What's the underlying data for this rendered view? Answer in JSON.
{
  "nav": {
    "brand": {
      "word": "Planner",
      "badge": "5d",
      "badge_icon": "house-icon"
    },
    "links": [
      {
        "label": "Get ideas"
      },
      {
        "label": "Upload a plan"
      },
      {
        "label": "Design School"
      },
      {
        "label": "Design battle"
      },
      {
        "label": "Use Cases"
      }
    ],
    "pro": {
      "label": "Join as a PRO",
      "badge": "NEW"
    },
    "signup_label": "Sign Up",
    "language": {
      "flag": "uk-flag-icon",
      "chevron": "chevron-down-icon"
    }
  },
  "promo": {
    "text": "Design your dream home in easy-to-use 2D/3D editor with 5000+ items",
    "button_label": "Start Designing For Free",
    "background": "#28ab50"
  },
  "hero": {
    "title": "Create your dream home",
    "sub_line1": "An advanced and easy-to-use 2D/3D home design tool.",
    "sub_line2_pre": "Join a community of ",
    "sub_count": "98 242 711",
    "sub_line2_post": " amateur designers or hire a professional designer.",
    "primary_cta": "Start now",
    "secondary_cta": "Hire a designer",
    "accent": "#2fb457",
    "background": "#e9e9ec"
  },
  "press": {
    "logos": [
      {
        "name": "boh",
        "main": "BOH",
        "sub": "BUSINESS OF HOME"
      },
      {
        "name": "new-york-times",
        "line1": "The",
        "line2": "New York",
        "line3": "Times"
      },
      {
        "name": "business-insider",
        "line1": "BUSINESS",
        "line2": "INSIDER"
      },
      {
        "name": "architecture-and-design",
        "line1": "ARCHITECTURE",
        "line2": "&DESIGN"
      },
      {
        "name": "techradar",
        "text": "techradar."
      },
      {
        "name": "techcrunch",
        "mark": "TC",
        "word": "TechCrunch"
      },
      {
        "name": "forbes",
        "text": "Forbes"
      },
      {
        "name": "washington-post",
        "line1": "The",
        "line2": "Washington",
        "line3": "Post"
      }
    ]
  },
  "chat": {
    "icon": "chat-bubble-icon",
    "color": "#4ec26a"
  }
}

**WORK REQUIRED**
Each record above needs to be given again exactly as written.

**ANSWER BELOW**
What's the underlying data for this rendered view? Answer in JSON.
{
  "nav": {
    "brand": {
      "word": "Planner",
      "badge": "5d",
      "badge_icon": "house-icon"
    },
    "links": [
      {
        "label": "Get ideas"
      },
      {
        "label": "Upload a plan"
      },
      {
        "label": "Design School"
      },
      {
        "label": "Design battle"
      },
      {
        "label": "Use Cases"
      }
    ],
    "pro": {
      "label": "Join as a PRO",
      "badge": "NEW"
    },
    "signup_label": "Sign Up",
    "language": {
      "flag": "uk-flag-icon",
      "chevron": "chevron-down-icon"
    }
  },
  "promo": {
    "text": "Design your dream home in easy-to-use 2D/3D editor with 5000+ items",
    "button_label": "Start Designing For Free",
    "background": "#28ab50"
  },
  "hero": {
    "title": "Create your dream home",
    "sub_line1": "An advanced and easy-to-use 2D/3D home design tool.",
    "sub_line2_pre": "Join a community of ",
    "sub_count": "98 242 711",
    "sub_line2_post": " amateur designers or hire a professional designer.",
    "primary_cta": "Start now",
    "secondary_cta": "Hire a designer",
    "accent": "#2fb457",
    "background": "#e9e9ec"
  },
  "press": {
    "logos": [
      {
        "name": "boh",
        "main": "BOH",
        "sub": "BUSINESS OF HOME"
      },
      {
        "name": "new-york-times",
        "line1": "The",
        "line2": "New York",
        "line3": "Times"
      },
      {
        "name": "business-insider",
        "line1": "BUSINESS",
        "line2": "INSIDER"
      },
      {
        "name": "architecture-and-design",
        "line1": "ARCHITECTURE",
        "line2": "&DESIGN"
      },
      {
        "name": "techradar",
        "text": "techradar."
      },
      {
        "name": "techcrunch",
        "mark": "TC",
        "word": "TechCrunch"
      },
      {
        "name": "forbes",
        "text": "Forbes"
      },
      {
        "name": "washington-post",
        "line1": "The",
        "line2": "Washington",
        "line3": "Post"
      }
    ]
  },
  "chat": {
    "icon": "chat-bubble-icon",
    "color": "#4ec26a"
  }
}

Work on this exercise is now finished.